> _Your objective_: Exact repetition is the task: copy every entry below.

> _Raw data_:

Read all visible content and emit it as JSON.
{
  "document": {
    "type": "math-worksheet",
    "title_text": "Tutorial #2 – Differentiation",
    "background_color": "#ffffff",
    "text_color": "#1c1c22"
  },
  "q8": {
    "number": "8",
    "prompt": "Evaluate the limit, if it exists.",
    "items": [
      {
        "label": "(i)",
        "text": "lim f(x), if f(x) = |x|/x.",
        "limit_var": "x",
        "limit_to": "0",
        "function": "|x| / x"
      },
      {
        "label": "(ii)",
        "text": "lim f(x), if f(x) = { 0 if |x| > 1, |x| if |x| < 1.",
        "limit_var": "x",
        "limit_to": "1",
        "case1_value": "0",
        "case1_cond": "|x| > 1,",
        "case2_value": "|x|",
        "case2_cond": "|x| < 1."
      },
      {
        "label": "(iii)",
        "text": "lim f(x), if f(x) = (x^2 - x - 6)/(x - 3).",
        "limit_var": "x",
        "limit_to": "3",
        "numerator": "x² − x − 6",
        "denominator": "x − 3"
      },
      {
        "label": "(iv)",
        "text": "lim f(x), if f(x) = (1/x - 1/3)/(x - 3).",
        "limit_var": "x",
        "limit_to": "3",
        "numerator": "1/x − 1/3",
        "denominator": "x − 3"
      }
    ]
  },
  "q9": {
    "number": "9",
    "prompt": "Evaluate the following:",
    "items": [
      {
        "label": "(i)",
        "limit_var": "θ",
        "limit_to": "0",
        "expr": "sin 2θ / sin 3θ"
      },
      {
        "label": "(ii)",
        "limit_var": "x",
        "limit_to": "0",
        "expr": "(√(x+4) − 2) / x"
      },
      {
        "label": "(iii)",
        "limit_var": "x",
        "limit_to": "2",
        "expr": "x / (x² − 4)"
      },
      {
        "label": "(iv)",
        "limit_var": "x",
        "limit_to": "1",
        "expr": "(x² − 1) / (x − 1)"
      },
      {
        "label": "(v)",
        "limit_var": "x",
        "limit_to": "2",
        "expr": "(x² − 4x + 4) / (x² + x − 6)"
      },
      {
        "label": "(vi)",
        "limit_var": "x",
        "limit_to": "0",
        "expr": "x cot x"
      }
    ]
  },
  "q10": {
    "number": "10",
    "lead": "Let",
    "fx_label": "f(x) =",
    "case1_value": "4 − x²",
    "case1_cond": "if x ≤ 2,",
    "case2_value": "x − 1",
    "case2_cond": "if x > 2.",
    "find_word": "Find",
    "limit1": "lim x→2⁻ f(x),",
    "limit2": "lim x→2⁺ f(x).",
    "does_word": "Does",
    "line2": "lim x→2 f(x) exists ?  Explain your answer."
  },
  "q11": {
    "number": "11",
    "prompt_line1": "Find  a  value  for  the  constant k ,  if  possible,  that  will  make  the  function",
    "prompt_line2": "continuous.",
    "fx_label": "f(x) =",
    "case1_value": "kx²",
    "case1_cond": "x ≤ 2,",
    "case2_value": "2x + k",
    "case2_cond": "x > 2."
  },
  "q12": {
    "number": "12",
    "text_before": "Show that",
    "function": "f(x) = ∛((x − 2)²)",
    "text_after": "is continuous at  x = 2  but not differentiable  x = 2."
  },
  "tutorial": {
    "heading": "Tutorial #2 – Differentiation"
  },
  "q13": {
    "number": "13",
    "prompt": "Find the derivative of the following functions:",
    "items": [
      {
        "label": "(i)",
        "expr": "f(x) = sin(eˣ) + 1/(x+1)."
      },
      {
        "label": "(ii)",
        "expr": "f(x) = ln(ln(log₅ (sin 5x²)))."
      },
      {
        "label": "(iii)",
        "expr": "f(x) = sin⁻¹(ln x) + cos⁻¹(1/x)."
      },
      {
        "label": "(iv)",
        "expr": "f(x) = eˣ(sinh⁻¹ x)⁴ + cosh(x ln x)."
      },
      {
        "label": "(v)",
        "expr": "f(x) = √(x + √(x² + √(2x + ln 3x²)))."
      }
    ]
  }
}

> _The completed task_:
Read all visible content and emit it as JSON.
{
  "document": {
    "type": "math-worksheet",
    "title_text": "Tutorial #2 – Differentiation",
    "background_color": "#ffffff",
    "text_color": "#1c1c22"
  },
  "q8": {
    "number": "8",
    "prompt": "Evaluate the limit, if it exists.",
    "items": [
      {
        "label": "(i)",
        "text": "lim f(x), if f(x) = |x|/x.",
        "limit_var": "x",
        "limit_to": "0",
        "function": "|x| / x"
      },
      {
        "label": "(ii)",
        "text": "lim f(x), if f(x) = { 0 if |x| > 1, |x| if |x| < 1.",
        "limit_var": "x",
        "limit_to": "1",
        "case1_value": "0",
        "case1_cond": "|x| > 1,",
        "case2_value": "|x|",
        "case2_cond": "|x| < 1."
      },
      {
        "label": "(iii)",
        "text": "lim f(x), if f(x) = (x^2 - x - 6)/(x - 3).",
        "limit_var": "x",
        "limit_to": "3",
        "numerator": "x² − x − 6",
        "denominator": "x − 3"
      },
      {
        "label": "(iv)",
        "text": "lim f(x), if f(x) = (1/x - 1/3)/(x - 3).",
        "limit_var": "x",
        "limit_to": "3",
        "numerator": "1/x − 1/3",
        "denominator": "x − 3"
      }
    ]
  },
  "q9": {
    "number": "9",
    "prompt": "Evaluate the following:",
    "items": [
      {
        "label": "(i)",
        "limit_var": "θ",
        "limit_to": "0",
        "expr": "sin 2θ / sin 3θ"
      },
      {
        "label": "(ii)",
        "limit_var": "x",
        "limit_to": "0",
        "expr": "(√(x+4) − 2) / x"
      },
      {
        "label": "(iii)",
        "limit_var": "x",
        "limit_to": "2",
        "expr": "x / (x² − 4)"
      },
      {
        "label": "(iv)",
        "limit_var": "x",
        "limit_to": "1",
        "expr": "(x² − 1) / (x − 1)"
      },
      {
        "label": "(v)",
        "limit_var": "x",
        "limit_to": "2",
        "expr": "(x² − 4x + 4) / (x² + x − 6)"
      },
      {
        "label": "(vi)",
        "limit_var": "x",
        "limit_to": "0",
        "expr": "x cot x"
      }
    ]
  },
  "q10": {
    "number": "10",
    "lead": "Let",
    "fx_label": "f(x) =",
    "case1_value": "4 − x²",
    "case1_cond": "if x ≤ 2,",
    "case2_value": "x − 1",
    "case2_cond": "if x > 2.",
    "find_word": "Find",
    "limit1": "lim x→2⁻ f(x),",
    "limit2": "lim x→2⁺ f(x).",
    "does_word": "Does",
    "line2": "lim x→2 f(x) exists ?  Explain your answer."
  },
  "q11": {
    "number": "11",
    "prompt_line1": "Find  a  value  for  the  constant k ,  if  possible,  that  will  make  the  function",
    "prompt_line2": "continuous.",
    "fx_label": "f(x) =",
    "case1_value": "kx²",
    "case1_cond": "x ≤ 2,",
    "case2_value": "2x + k",
    "case2_cond": "x > 2."
  },
  "q12": {
    "number": "12",
    "text_before": "Show that",
    "function": "f(x) = ∛((x − 2)²)",
    "text_after": "is continuous at  x = 2  but not differentiable  x = 2."
  },
  "tutorial": {
    "heading": "Tutorial #2 – Differentiation"
  },
  "q13": {
    "number": "13",
    "prompt": "Find the derivative of the following functions:",
    "items": [
      {
        "label": "(i)",
        "expr": "f(x) = sin(eˣ) + 1/(x+1)."
      },
      {
        "label": "(ii)",
        "expr": "f(x) = ln(ln(log₅ (sin 5x²)))."
      },
      {
        "label": "(iii)",
        "expr": "f(x) = sin⁻¹(ln x) + cos⁻¹(1/x)."
      },
      {
        "label": "(iv)",
        "expr": "f(x) = eˣ(sinh⁻¹ x)⁴ + cosh(x ln x)."
      },
      {
        "label": "(v)",
        "expr": "f(x) = √(x + √(x² + √(2x + ln 3x²)))."
      }
    ]
  }
}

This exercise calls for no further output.